Date of Graduation


Document Type


Degree Type



Eberly College of Arts and Sciences



Committee Chair

Kennon A. Lattal.

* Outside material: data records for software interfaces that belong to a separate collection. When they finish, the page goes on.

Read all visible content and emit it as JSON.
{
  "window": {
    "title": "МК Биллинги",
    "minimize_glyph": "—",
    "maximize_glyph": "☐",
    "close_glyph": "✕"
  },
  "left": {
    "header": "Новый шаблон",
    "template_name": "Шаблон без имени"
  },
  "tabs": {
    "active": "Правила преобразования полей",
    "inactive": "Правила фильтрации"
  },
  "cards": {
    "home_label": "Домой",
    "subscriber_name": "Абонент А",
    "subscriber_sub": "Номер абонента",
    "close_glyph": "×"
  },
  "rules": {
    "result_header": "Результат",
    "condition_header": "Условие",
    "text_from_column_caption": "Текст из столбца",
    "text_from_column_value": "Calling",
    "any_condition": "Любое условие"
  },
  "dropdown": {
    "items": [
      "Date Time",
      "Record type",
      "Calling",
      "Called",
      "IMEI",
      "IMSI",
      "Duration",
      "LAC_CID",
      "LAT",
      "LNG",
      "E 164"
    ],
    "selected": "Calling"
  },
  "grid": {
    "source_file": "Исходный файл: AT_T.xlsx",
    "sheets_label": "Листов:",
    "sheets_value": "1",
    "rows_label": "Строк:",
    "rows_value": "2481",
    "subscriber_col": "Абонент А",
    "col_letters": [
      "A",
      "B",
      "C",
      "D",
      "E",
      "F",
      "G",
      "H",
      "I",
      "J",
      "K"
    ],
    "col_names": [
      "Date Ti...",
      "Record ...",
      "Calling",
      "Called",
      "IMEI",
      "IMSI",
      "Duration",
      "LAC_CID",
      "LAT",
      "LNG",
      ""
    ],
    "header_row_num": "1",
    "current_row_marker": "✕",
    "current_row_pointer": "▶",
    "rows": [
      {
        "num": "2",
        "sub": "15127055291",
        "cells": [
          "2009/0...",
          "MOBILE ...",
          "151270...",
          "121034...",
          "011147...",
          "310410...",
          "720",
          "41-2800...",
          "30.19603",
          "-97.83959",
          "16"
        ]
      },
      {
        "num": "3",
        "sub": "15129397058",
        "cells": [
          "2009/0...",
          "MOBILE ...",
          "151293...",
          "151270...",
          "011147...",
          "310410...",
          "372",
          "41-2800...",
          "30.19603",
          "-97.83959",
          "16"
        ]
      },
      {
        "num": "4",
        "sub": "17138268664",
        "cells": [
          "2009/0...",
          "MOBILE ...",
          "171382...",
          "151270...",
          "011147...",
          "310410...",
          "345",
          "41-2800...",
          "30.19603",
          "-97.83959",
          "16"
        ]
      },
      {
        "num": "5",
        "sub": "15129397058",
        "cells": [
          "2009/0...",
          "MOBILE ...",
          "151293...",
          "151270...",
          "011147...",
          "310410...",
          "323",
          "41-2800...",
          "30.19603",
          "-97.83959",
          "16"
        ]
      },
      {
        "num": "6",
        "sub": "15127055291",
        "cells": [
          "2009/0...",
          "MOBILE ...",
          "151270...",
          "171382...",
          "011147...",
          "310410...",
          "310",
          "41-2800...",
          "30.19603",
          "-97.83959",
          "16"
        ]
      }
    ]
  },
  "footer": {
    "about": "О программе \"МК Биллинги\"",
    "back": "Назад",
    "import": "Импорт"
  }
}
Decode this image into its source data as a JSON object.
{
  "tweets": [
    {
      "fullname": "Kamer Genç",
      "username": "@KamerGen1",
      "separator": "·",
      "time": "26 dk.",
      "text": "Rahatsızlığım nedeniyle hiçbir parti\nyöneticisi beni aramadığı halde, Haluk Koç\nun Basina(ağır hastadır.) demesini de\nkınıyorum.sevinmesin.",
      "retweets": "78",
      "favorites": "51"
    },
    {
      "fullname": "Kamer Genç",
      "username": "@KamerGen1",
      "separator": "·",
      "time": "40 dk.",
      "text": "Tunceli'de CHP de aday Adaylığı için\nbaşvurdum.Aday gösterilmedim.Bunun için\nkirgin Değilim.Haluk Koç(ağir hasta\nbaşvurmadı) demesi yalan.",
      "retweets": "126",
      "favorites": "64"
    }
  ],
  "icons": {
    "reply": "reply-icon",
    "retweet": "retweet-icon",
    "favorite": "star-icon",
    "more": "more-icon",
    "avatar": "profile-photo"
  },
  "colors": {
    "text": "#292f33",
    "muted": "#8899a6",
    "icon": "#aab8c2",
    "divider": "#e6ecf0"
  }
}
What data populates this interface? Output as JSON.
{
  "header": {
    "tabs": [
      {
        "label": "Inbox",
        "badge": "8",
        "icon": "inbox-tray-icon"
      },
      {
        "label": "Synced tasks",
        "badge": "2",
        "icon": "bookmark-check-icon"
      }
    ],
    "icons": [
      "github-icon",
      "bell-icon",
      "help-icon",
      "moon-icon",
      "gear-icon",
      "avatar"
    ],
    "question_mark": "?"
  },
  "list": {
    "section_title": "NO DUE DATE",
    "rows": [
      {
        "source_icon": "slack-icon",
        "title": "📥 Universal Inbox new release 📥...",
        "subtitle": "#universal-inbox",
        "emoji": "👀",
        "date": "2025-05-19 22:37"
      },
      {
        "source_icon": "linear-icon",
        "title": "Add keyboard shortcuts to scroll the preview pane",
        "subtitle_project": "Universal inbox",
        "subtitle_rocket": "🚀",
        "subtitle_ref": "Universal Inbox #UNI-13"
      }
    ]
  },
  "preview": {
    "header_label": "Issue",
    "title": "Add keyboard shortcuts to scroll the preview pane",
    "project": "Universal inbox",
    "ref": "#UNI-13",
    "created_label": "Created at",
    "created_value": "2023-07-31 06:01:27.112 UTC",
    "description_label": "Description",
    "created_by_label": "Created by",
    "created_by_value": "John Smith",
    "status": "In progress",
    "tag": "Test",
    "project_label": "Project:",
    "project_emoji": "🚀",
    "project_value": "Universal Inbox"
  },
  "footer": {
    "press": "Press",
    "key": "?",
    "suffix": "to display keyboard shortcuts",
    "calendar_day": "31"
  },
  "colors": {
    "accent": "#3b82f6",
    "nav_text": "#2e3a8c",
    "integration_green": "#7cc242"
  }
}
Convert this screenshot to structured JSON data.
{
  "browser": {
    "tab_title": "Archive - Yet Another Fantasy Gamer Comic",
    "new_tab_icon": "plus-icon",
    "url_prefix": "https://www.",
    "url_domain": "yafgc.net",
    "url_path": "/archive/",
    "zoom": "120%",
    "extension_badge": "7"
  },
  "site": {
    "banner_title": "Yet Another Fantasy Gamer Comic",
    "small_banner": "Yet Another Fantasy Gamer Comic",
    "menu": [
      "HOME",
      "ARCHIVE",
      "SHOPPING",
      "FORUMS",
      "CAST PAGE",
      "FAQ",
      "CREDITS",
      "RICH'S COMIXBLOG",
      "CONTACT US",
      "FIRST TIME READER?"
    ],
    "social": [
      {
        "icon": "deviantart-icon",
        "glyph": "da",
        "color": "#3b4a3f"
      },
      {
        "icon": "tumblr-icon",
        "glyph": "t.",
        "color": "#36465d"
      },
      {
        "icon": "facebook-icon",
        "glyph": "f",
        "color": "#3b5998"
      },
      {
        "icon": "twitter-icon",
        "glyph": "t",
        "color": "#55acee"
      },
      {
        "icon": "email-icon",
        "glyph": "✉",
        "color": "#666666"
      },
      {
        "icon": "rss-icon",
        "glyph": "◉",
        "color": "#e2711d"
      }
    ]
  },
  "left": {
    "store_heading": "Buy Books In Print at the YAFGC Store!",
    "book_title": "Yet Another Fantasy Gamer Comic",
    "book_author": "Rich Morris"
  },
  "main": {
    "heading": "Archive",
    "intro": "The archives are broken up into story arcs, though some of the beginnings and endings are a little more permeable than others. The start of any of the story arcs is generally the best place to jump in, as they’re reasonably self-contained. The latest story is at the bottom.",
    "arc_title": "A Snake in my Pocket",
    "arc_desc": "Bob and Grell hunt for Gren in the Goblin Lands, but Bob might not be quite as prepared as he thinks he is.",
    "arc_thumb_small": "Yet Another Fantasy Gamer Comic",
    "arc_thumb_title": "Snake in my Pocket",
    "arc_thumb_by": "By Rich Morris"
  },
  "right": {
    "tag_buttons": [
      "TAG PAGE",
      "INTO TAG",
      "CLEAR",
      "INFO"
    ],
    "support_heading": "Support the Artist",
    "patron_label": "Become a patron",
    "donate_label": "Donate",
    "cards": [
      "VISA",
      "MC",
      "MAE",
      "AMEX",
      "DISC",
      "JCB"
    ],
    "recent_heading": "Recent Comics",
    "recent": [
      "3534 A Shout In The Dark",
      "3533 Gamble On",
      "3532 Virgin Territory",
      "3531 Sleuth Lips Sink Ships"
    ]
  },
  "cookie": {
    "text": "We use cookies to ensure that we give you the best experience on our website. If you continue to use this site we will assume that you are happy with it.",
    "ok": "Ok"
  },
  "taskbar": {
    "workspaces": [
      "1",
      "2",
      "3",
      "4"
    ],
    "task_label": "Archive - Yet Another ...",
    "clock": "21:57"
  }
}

To investigate how operant and alternative food arranged by different schedules interact to determine response rates and patterns when the sources of food are the same or different, six experiments were delineated. The effects of the number of food sources were investigated in Experiments 1-4. In Experiments 1 and 2, a variable-interval (VI) schedule was used to program the operant food, while the fixed-time (FT - Experiment 1) or the variable-time (VT - Experiment 2) alternative food was delivered from the same or a different source than that of the operant food. Experiments 3 and 4 were identical to Experiments 1 and 2, except that the operant food was arranged by a differential-reinforcement-of-low-rates (DRL) schedule. The effects of the schedule delivering the alternative food were investigated in Experiments 5 and 6. In Experiment 5, food arranged according to a FT or a VT schedule was superimposed to another source of that delivering the VI-scheduled food. In Experiment 6, the baseline schedule was DRL. Response rates were lower when the operant and alternative food were delivered from different sources, but did not differ systematically depending on the schedule delivering the alternative food. Response patterns were most commonly negatively accelerated when the alternative-food schedule was FT. Peaks during the first tenth of the alternative-food interval were also observed, and were more pronounced when the DRL was used to arrange the operant food. The results are discussed in terms the discriminative properties of the alternative-food presentations, determined by the temporal arrangement of this food, the schedule arranging the operant food, and the separation of alternative- and operant-food sources.